Greatest Value: If you feel like eating baked cardboard squares, help yourself to Market Pantry or Jewel. True, the brands have less calories and fat than Cheez-It, but what's the point of eating a cheese-flavored cracker without much cheese flavor? While Jewel brand actually offers more ounces than any of the competitors, its penny per ounce ratio is equal to Target's Market Pantry pre-sale. But since the savings post-sale for Target was only two pennies an ounce, I'm going to give both brands value scores of 4 (on a scale of 0 to 10).

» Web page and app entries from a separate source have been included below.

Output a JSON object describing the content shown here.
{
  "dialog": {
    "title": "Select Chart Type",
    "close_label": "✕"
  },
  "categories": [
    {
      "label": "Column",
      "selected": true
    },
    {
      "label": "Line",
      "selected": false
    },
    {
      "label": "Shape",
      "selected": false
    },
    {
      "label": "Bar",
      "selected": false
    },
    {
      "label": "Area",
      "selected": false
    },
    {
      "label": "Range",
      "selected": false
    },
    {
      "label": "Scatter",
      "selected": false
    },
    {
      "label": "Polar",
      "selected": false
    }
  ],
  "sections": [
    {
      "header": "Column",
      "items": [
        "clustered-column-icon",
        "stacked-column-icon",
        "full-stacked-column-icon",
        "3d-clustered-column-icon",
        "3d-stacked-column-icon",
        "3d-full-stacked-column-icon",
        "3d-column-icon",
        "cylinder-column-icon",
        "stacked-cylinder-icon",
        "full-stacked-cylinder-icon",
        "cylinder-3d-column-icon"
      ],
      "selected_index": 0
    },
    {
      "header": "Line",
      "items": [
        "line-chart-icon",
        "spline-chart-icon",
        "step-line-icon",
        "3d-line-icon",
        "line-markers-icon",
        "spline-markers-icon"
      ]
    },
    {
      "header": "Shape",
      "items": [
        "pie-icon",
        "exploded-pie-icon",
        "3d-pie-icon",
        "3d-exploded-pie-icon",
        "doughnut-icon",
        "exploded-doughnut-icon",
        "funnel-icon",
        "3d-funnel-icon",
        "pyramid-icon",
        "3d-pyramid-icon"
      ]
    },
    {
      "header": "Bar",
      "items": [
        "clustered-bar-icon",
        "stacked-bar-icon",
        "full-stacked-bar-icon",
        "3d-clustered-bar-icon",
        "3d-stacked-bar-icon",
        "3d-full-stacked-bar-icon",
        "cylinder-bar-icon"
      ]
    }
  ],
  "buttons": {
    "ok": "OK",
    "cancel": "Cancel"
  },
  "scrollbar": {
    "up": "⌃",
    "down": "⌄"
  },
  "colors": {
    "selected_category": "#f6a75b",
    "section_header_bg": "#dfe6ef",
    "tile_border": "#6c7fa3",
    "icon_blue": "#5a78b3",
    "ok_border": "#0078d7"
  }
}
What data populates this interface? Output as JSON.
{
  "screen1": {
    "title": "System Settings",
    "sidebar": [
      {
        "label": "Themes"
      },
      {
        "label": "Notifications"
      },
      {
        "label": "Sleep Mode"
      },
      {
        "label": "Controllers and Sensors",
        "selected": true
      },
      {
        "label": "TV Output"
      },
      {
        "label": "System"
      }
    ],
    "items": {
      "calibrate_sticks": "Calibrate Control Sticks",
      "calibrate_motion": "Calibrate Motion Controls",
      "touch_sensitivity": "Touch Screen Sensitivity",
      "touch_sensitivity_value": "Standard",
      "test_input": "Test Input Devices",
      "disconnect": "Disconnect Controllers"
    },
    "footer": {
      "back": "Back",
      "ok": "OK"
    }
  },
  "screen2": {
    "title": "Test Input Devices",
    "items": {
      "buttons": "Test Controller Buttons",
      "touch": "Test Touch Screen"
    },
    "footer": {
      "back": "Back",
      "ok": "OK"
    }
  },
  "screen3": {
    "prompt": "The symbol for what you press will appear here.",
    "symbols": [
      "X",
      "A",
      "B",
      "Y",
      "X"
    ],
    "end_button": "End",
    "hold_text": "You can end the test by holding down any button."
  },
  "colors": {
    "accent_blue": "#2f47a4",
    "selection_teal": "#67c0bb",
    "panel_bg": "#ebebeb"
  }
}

That leaves Cheez-It and CVS, each with their own pros and cons. Cheez-It crackers are definitely the cheesiest – but aside from the sale price at Target, when the cost matches CVS penny for ounce, the brand's the most expensive. CVS packaging offers the least amount of crackers, even though the box is the biggest (misleading CVS!). But, I've got to admit, CVS' crunchy, Cheddary crackers were my favorite. I'm giving Cheez-It a value score of 7 and CVS Gold Emblem's baked cheese crackers a value score of 8, making the pharmacy brand the winner of this challenge. You're right Allison – CVS' crackers were the best.
No doubt that as Money College readers you're plenty busy with classes, extracurriculars, what have you, but should you ever get a spare moment, I'd love it if you could help me help you.
Each week, Store Brand Scorecard samples a major label food or beverage product and three store brand variations to see which product provides the best taste for the price. Typically store brands cost approximately 30% less than regular brand products – and sometimes, they taste identical, or even better, than the brand product. Other times – like when it comes to bacon – store brands don't even come close.So if there's any product you're dying for me to try, let me know. E-mail me suggestions to email@example.com, or find me on Twitter (@PietLevy). Maybe I'll find a store brand variety that tastes better than the national brand, saving you money in the process.
Piet Levy's Store Brand Scorecard tests a major label food product and three private label equivalents to see which brand offers the best value for the price. It appears every Monday on Walletpop's Money College page. Send suggestions, including items you want Piet to try, to firstname.lastname@example.org.